Clearly, Members will require some considerable time to address the specifics of the Bill on Committee Stage. The Minister of State has indicated that he has been open to accommodating suggestions from the Opposition and elsewhere. I have read the Seanad debate in some detail and have noted that not all the suggestions came from Opposition Members. If one considers the Minister of State's Second Stage contribution in this House, he described most of the amendments that he accepted as minor and, unfortunately, that has been the case. When this House gets into the nitty-gritty details of the legislation on Committee Stage, I hope the Minister of State will have an open mind in respect of the Opposition's suggestions.
It is stated continually that if one strengthens workers' rights, one is somehow placing a burden of red tape on industry or small employers. While a case can be made that this is sometimes true, it cannot be made in this instance. The requirements for consultation and information constitute a win-win situation for all parties in the partnership of the workplace. As I have stated, if information is shared in an open way and criticism received to and from both employers and workers, if there is open dialogue as to how the enterprise is faring, whether its stakeholders are pulling their weight and what must be done, inevitably this will lead to a better solution for all.

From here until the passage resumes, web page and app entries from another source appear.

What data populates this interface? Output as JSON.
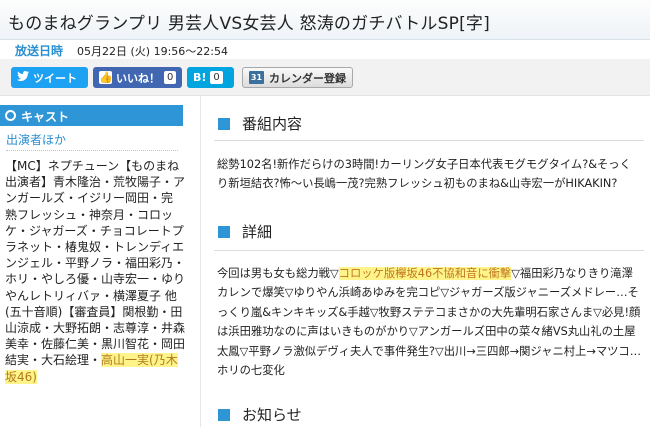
{
  "header": {
    "title": "ものまねグランプリ 男芸人VS女芸人 怒涛のガチバトルSP[字]"
  },
  "airtime": {
    "label": "放送日時",
    "value": "05月22日 (火) 19:56～22:54"
  },
  "share": {
    "tweet_label": "ツイート",
    "like_label": "いいね！",
    "like_count": "0",
    "hatena_label": "B!",
    "hatena_count": "0",
    "calendar_icon_text": "31",
    "calendar_label": "カレンダー登録"
  },
  "sidebar": {
    "cast_title": "キャスト",
    "cast_subtitle": "出演者ほか",
    "cast_text_main": "【MC】ネプチューン【ものまね出演者】青木隆治・荒牧陽子・アンガールズ・イジリー岡田・完熟フレッシュ・神奈月・コロッケ・ジャガーズ・チョコレートプラネット・椿鬼奴・トレンディエンジェル・平野ノラ・福田彩乃・ホリ・やしろ優・山寺宏一・ゆりやんレトリィバァ・横澤夏子 他(五十音順)【審査員】関根勤・田山涼成・大野拓朗・志尊淳・井森美幸・佐藤仁美・黒川智花・岡田結実・大石絵理・",
    "cast_text_highlight": "高山一実(乃木坂46)"
  },
  "sections": {
    "program_title": "番組内容",
    "program_text": "総勢102名!新作だらけの3時間!カーリング女子日本代表モグモグタイム?&そっくり新垣結衣?怖～い長嶋一茂?完熟フレッシュ初ものまね&山寺宏一がHIKAKIN?",
    "detail_title": "詳細",
    "detail_text_before": "今回は男も女も総力戦▽",
    "detail_text_highlight": "コロッケ版欅坂46不協和音に衝撃",
    "detail_text_after": "▽福田彩乃なりきり滝澤カレンで爆笑▽ゆりやん浜崎あゆみを完コピ▽ジャガーズ版ジャニーズメドレー…そっくり嵐&キンキキッズ&手越▽牧野ステテコまさかの大先輩明石家さんま▽必見!顔は浜田雅功なのに声はいきものがかり▽アンガールズ田中の菜々緒VS丸山礼の土屋太鳳▽平野ノラ激似デヴィ夫人で事件発生?▽出川→三四郎→関ジャニ村上→マツコ…ホリの七変化",
    "notice_title": "お知らせ"
  },
  "colors": {
    "accent": "#2e96d6",
    "highlight": "#fff48a"
  }
}
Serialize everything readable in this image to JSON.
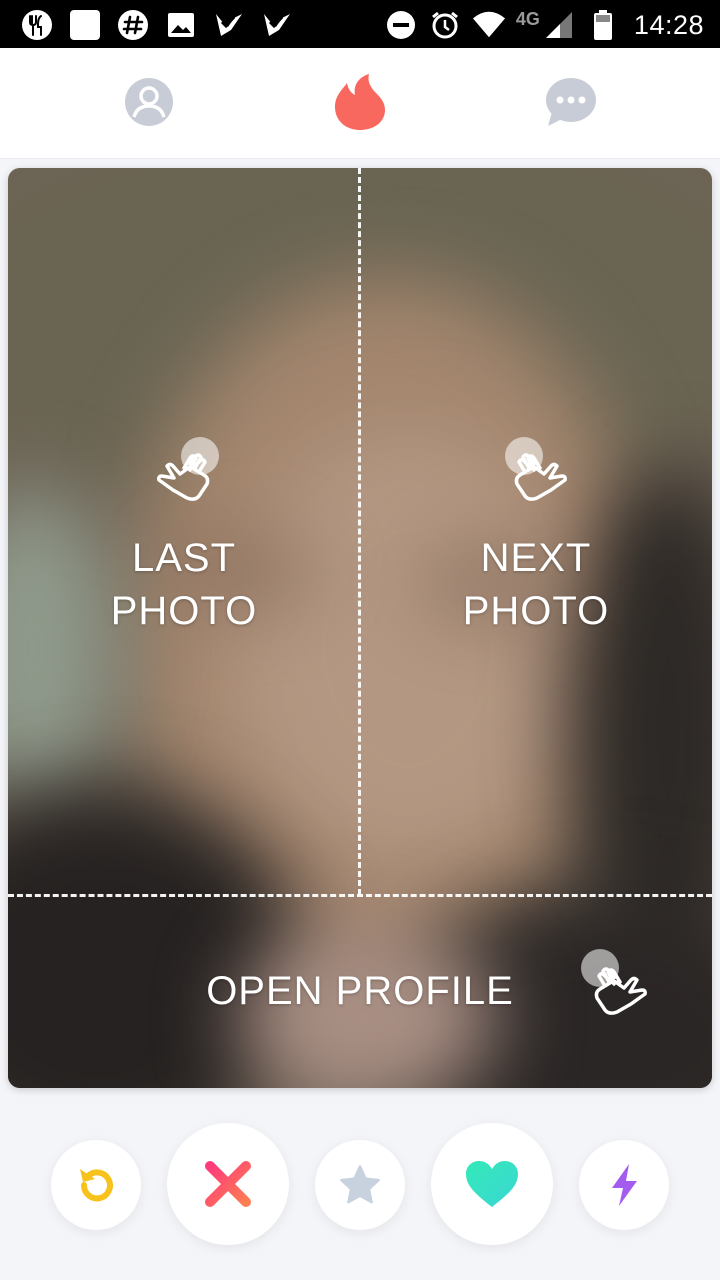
{
  "status_bar": {
    "time": "14:28",
    "network": "4G",
    "left_icons": [
      "restaurant-icon",
      "blank-notification-icon",
      "slack-icon",
      "image-icon",
      "check-shield-icon",
      "check-shield-icon"
    ],
    "right_icons": [
      "do-not-disturb-icon",
      "alarm-icon",
      "wifi-icon",
      "signal-icon",
      "battery-icon"
    ]
  },
  "top_nav": {
    "items": [
      "profile-icon",
      "flame-icon",
      "chat-icon"
    ],
    "active": "flame-icon",
    "active_color": "#f8685f",
    "inactive_color": "#c7ccd6"
  },
  "card": {
    "hints": {
      "last_photo": "LAST\nPHOTO",
      "next_photo": "NEXT\nPHOTO",
      "open_profile": "OPEN PROFILE"
    }
  },
  "actions": {
    "buttons": [
      {
        "name": "rewind-button",
        "icon": "rewind-icon",
        "color": "#f7c21b"
      },
      {
        "name": "nope-button",
        "icon": "x-icon",
        "color": "#fd5a68"
      },
      {
        "name": "super-like-button",
        "icon": "star-icon",
        "color": "#c8d2df"
      },
      {
        "name": "like-button",
        "icon": "heart-icon",
        "color": "#3ae0c2"
      },
      {
        "name": "boost-button",
        "icon": "lightning-icon",
        "color": "#a45cef"
      }
    ]
  }
}
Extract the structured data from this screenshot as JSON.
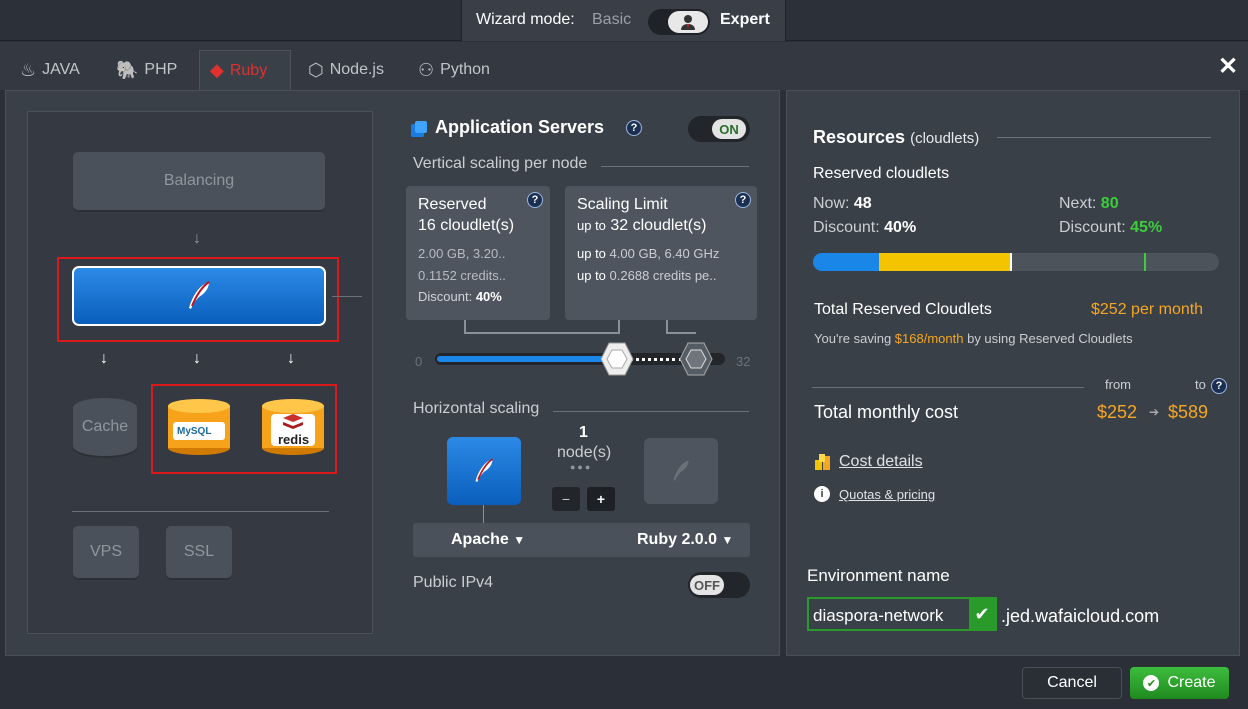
{
  "wizard": {
    "label": "Wizard mode:",
    "basic": "Basic",
    "expert": "Expert"
  },
  "tabs": [
    {
      "label": "JAVA",
      "icon": "java-icon"
    },
    {
      "label": "PHP",
      "icon": "php-icon"
    },
    {
      "label": "Ruby",
      "icon": "ruby-icon"
    },
    {
      "label": "Node.js",
      "icon": "nodejs-icon"
    },
    {
      "label": "Python",
      "icon": "python-icon"
    }
  ],
  "topology": {
    "balancing": "Balancing",
    "cache": "Cache",
    "mysql": "MySQL",
    "redis": "redis",
    "vps": "VPS",
    "ssl": "SSL"
  },
  "app_servers": {
    "title": "Application Servers",
    "toggle": "ON",
    "vertical_label": "Vertical scaling per node",
    "reserved": {
      "title": "Reserved",
      "cloudlets": "16 cloudlet(s)",
      "line1": "2.00 GB, 3.20..",
      "line2": "0.1152 credits..",
      "discount_label": "Discount:",
      "discount": "40%"
    },
    "limit": {
      "title": "Scaling Limit",
      "prefix": "up to",
      "cloudlets": "32 cloudlet(s)",
      "line1_prefix": "up to",
      "line1": "4.00 GB, 6.40 GHz",
      "line2_prefix": "up to",
      "line2": "0.2688 credits pe.."
    },
    "slider_min": "0",
    "slider_max": "32",
    "horizontal_label": "Horizontal scaling",
    "nodes_count": "1",
    "nodes_label": "node(s)",
    "minus": "−",
    "plus": "+",
    "server": "Apache",
    "version": "Ruby 2.0.0",
    "ipv4_label": "Public IPv4",
    "ipv4_toggle": "OFF"
  },
  "resources": {
    "title": "Resources",
    "unit": "(cloudlets)",
    "reserved_label": "Reserved cloudlets",
    "now_label": "Now:",
    "now": "48",
    "next_label": "Next:",
    "next": "80",
    "discount_label": "Discount:",
    "now_discount": "40%",
    "next_discount": "45%",
    "total_reserved_label": "Total Reserved Cloudlets",
    "total_reserved": "$252 per month",
    "saving_pre": "You're saving",
    "saving": "$168/month",
    "saving_post": "by using Reserved Cloudlets",
    "from": "from",
    "to": "to",
    "monthly_label": "Total monthly cost",
    "cost_from": "$252",
    "cost_to": "$589",
    "cost_details": "Cost details",
    "quotas": "Quotas & pricing",
    "env_label": "Environment name",
    "env_name": "diaspora-network",
    "env_domain": ".jed.wafaicloud.com"
  },
  "buttons": {
    "cancel": "Cancel",
    "create": "Create"
  }
}
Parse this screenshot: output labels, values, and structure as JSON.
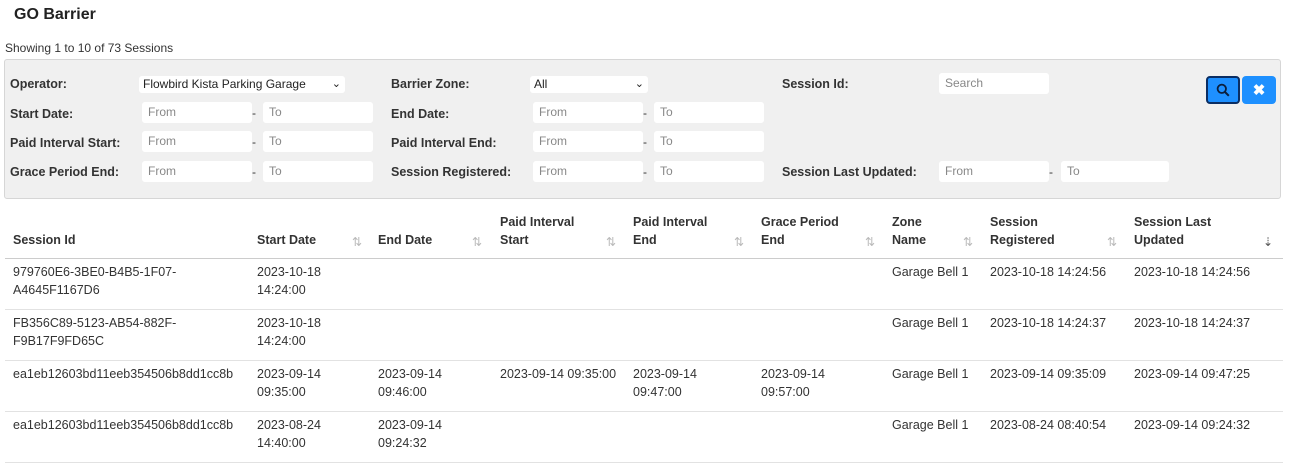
{
  "page": {
    "title": "GO Barrier",
    "showing": "Showing 1 to 10 of 73 Sessions"
  },
  "filters": {
    "operator_label": "Operator:",
    "operator_value": "Flowbird Kista Parking Garage",
    "barrier_zone_label": "Barrier Zone:",
    "barrier_zone_value": "All",
    "session_id_label": "Session Id:",
    "session_id_placeholder": "Search",
    "start_date_label": "Start Date:",
    "end_date_label": "End Date:",
    "paid_start_label": "Paid Interval Start:",
    "paid_end_label": "Paid Interval End:",
    "grace_end_label": "Grace Period End:",
    "session_registered_label": "Session Registered:",
    "session_updated_label": "Session Last Updated:",
    "from": "From",
    "to": "To",
    "dash": "-"
  },
  "buttons": {
    "search_icon": "search-icon",
    "clear_icon": "close-icon"
  },
  "table": {
    "headers": [
      {
        "line1": "Session Id",
        "line2": ""
      },
      {
        "line1": "Start Date",
        "line2": ""
      },
      {
        "line1": "End Date",
        "line2": ""
      },
      {
        "line1": "Paid Interval",
        "line2": "Start"
      },
      {
        "line1": "Paid Interval",
        "line2": "End"
      },
      {
        "line1": "Grace Period",
        "line2": "End"
      },
      {
        "line1": "Zone",
        "line2": "Name"
      },
      {
        "line1": "Session",
        "line2": "Registered"
      },
      {
        "line1": "Session Last",
        "line2": "Updated"
      }
    ],
    "rows": [
      [
        "979760E6-3BE0-B4B5-1F07-\nA4645F1167D6",
        "2023-10-18\n14:24:00",
        "",
        "",
        "",
        "",
        "Garage Bell 1",
        "2023-10-18 14:24:56",
        "2023-10-18 14:24:56"
      ],
      [
        "FB356C89-5123-AB54-882F-\nF9B17F9FD65C",
        "2023-10-18\n14:24:00",
        "",
        "",
        "",
        "",
        "Garage Bell 1",
        "2023-10-18 14:24:37",
        "2023-10-18 14:24:37"
      ],
      [
        "ea1eb12603bd11eeb354506b8dd1cc8b",
        "2023-09-14\n09:35:00",
        "2023-09-14\n09:46:00",
        "2023-09-14 09:35:00",
        "2023-09-14\n09:47:00",
        "2023-09-14\n09:57:00",
        "Garage Bell 1",
        "2023-09-14 09:35:09",
        "2023-09-14 09:47:25"
      ],
      [
        "ea1eb12603bd11eeb354506b8dd1cc8b",
        "2023-08-24\n14:40:00",
        "2023-09-14\n09:24:32",
        "",
        "",
        "",
        "Garage Bell 1",
        "2023-08-24 08:40:54",
        "2023-09-14 09:24:32"
      ]
    ]
  }
}
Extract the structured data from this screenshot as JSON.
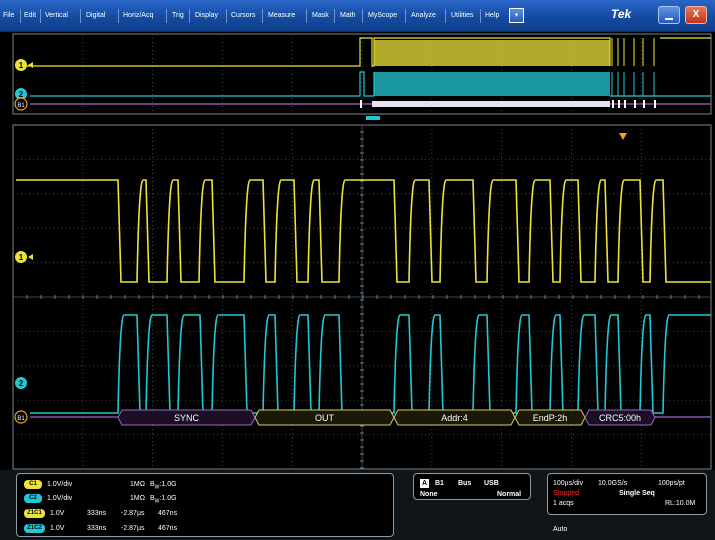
{
  "menu": {
    "items": [
      "File",
      "Edit",
      "Vertical",
      "Digital",
      "Horiz/Acq",
      "Trig",
      "Display",
      "Cursors",
      "Measure",
      "Mask",
      "Math",
      "MyScope",
      "Analyze",
      "Utilities",
      "Help"
    ],
    "dropdown_glyph": "▾",
    "brand": "Tek",
    "close_glyph": "X"
  },
  "colors": {
    "ch1": "#ece33a",
    "ch2": "#22c8d4",
    "bus": "#a066c8",
    "grid": "#3c4a55",
    "trigger": "#f2a324"
  },
  "waveform": {
    "markers": {
      "ch1_top": "1",
      "ch2_top": "2",
      "bus_top": "B1",
      "ch1_main": "1",
      "ch2_main": "2",
      "bus_main": "B1"
    },
    "bus_decode": [
      "SYNC",
      "OUT",
      "Addr:4",
      "EndP:2h",
      "CRC5:00h"
    ]
  },
  "channels": [
    {
      "chip": "C1",
      "scale": "1.0V/div",
      "coupling": "1MΩ",
      "bw": "B",
      "bw_sub": "W",
      "bw_val": ":1.0G",
      "chip_color": "#ece33a"
    },
    {
      "chip": "C2",
      "scale": "1.0V/div",
      "coupling": "1MΩ",
      "bw": "B",
      "bw_sub": "W",
      "bw_val": ":1.0G",
      "chip_color": "#22c8d4"
    }
  ],
  "zooms": [
    {
      "chip": "Z1C1",
      "scale": "1.0V",
      "pos": "333ns",
      "offset": "-2.87µs",
      "width": "467ns",
      "chip_color": "#ece33a"
    },
    {
      "chip": "Z1C2",
      "scale": "1.0V",
      "pos": "333ns",
      "offset": "-2.87µs",
      "width": "467ns",
      "chip_color": "#22c8d4"
    }
  ],
  "bus_panel": {
    "badge": "A",
    "bus": "B1",
    "label": "Bus",
    "protocol": "USB",
    "source": "None",
    "mode": "Normal"
  },
  "acq_panel": {
    "horiz": "100µs/div",
    "rate": "10.0GS/s",
    "resolution": "100ps/pt",
    "state": "Stopped",
    "seq": "Single Seq",
    "acqs": "1 acqs",
    "rl": "RL:10.0M",
    "trigger_mode": "Auto"
  }
}
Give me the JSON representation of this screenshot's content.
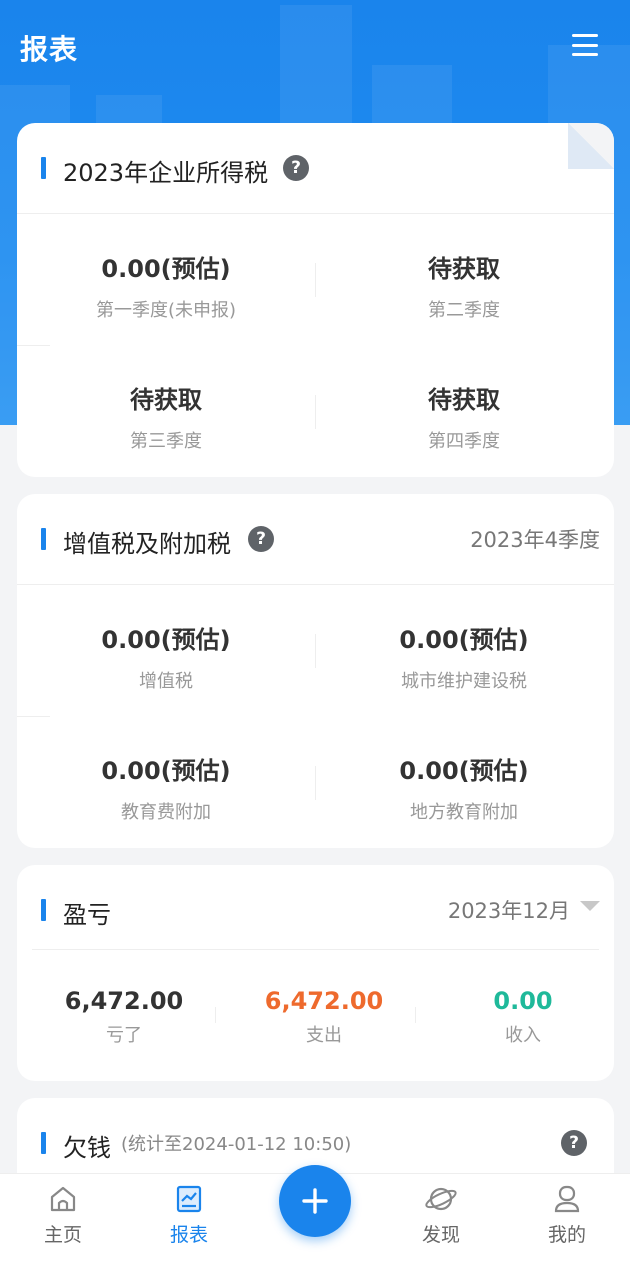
{
  "header": {
    "title": "报表"
  },
  "cit_card": {
    "title": "2023年企业所得税",
    "items": [
      {
        "value": "0.00(预估)",
        "label": "第一季度(未申报)"
      },
      {
        "value": "待获取",
        "label": "第二季度"
      },
      {
        "value": "待获取",
        "label": "第三季度"
      },
      {
        "value": "待获取",
        "label": "第四季度"
      }
    ]
  },
  "vat_card": {
    "title": "增值税及附加税",
    "period": "2023年4季度",
    "items": [
      {
        "value": "0.00(预估)",
        "label": "增值税"
      },
      {
        "value": "0.00(预估)",
        "label": "城市维护建设税"
      },
      {
        "value": "0.00(预估)",
        "label": "教育费附加"
      },
      {
        "value": "0.00(预估)",
        "label": "地方教育附加"
      }
    ]
  },
  "pl_card": {
    "title": "盈亏",
    "period": "2023年12月",
    "items": [
      {
        "value": "6,472.00",
        "label": "亏了",
        "color": "#333333"
      },
      {
        "value": "6,472.00",
        "label": "支出",
        "color": "#ee6a2d"
      },
      {
        "value": "0.00",
        "label": "收入",
        "color": "#1fb99a"
      }
    ]
  },
  "debt_card": {
    "title": "欠钱",
    "note": "(统计至2024-01-12 10:50)"
  },
  "nav": {
    "items": [
      {
        "label": "主页",
        "icon": "home-icon"
      },
      {
        "label": "报表",
        "icon": "report-icon",
        "active": true
      },
      {
        "label": "发现",
        "icon": "planet-icon"
      },
      {
        "label": "我的",
        "icon": "user-icon"
      }
    ],
    "fab_icon": "plus-icon"
  },
  "colors": {
    "primary": "#1a84ec",
    "expense": "#ee6a2d",
    "income": "#1fb99a"
  }
}
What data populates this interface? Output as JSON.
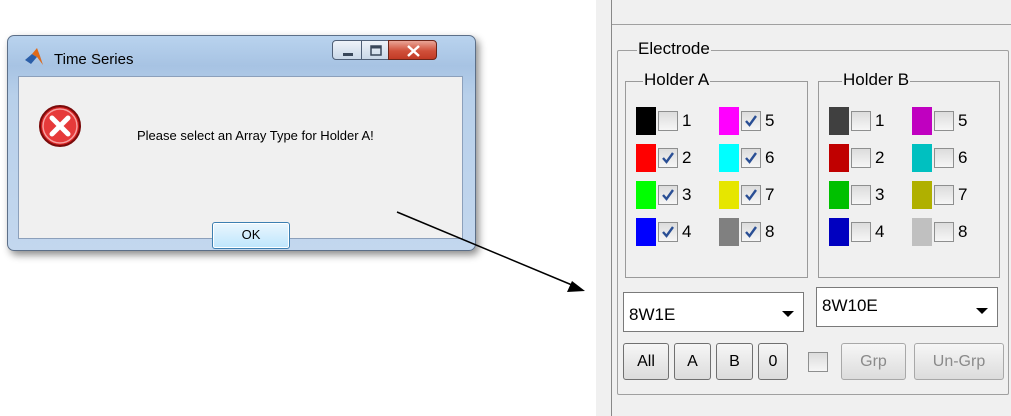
{
  "dialog": {
    "title": "Time Series",
    "message": "Please select an Array Type for Holder A!",
    "ok_label": "OK",
    "icons": {
      "app": "matlab-icon",
      "error": "error-icon"
    }
  },
  "panel": {
    "electrode_title": "Electrode",
    "holder_a": {
      "title": "Holder A",
      "channels": [
        {
          "label": "1",
          "color": "#000000",
          "checked": false
        },
        {
          "label": "2",
          "color": "#ff0000",
          "checked": true
        },
        {
          "label": "3",
          "color": "#00ff00",
          "checked": true
        },
        {
          "label": "4",
          "color": "#0000ff",
          "checked": true
        },
        {
          "label": "5",
          "color": "#ff00ff",
          "checked": true
        },
        {
          "label": "6",
          "color": "#00ffff",
          "checked": true
        },
        {
          "label": "7",
          "color": "#e6e600",
          "checked": true
        },
        {
          "label": "8",
          "color": "#808080",
          "checked": true
        }
      ],
      "array_type": "8W1E"
    },
    "holder_b": {
      "title": "Holder B",
      "channels": [
        {
          "label": "1",
          "color": "#404040",
          "checked": false
        },
        {
          "label": "2",
          "color": "#c00000",
          "checked": false
        },
        {
          "label": "3",
          "color": "#00c000",
          "checked": false
        },
        {
          "label": "4",
          "color": "#0000c0",
          "checked": false
        },
        {
          "label": "5",
          "color": "#c000c0",
          "checked": false
        },
        {
          "label": "6",
          "color": "#00c0c0",
          "checked": false
        },
        {
          "label": "7",
          "color": "#b0b000",
          "checked": false
        },
        {
          "label": "8",
          "color": "#c0c0c0",
          "checked": false
        }
      ],
      "array_type": "8W10E"
    },
    "buttons": {
      "all": "All",
      "a": "A",
      "b": "B",
      "zero": "0",
      "grp": "Grp",
      "ungrp": "Un-Grp"
    }
  }
}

Interestingly, some contributions in the Seanad from employers such as Senators White and Quinn, who have long experience of being employers, lauded the notion of dialogue on a structured, open and consistent basis as one of the key elements to a successful enterprise. Their sensible comments should be heeded in that respect.
An opportunity still exists to fashion this Bill into a new pillar of partnership, in order to signal the direction which the House intends the economy to take to all the players in the labour market. We are at an important juncture within our industrial relations framework, with what some describe as full employment, although employment black spots still exist. Moreover, an enormous new workforce of eager migrant workers is available. Members must ensure and this House must make clear that workplace gains achieved through the trade union movement and through decades of negotiation will be protected in the future. I refer to gains in respect of health and safety, hours of work, fair and proper remuneration, negotiated sectoral deals within various sectors of the economy and premium rates for overtime employment. This legislation will become one element in framing the type and shape of labour market desired by Members and, ultimately, in forging the type and shape of economy and society that we will leave to the next generation.
We want both our economy and its stakeholders to prosper without any element of exploitation. For that to happen, as legislators, Members have a clear and unanswerable responsibility to frame the strongest, most robust and best legislation possible.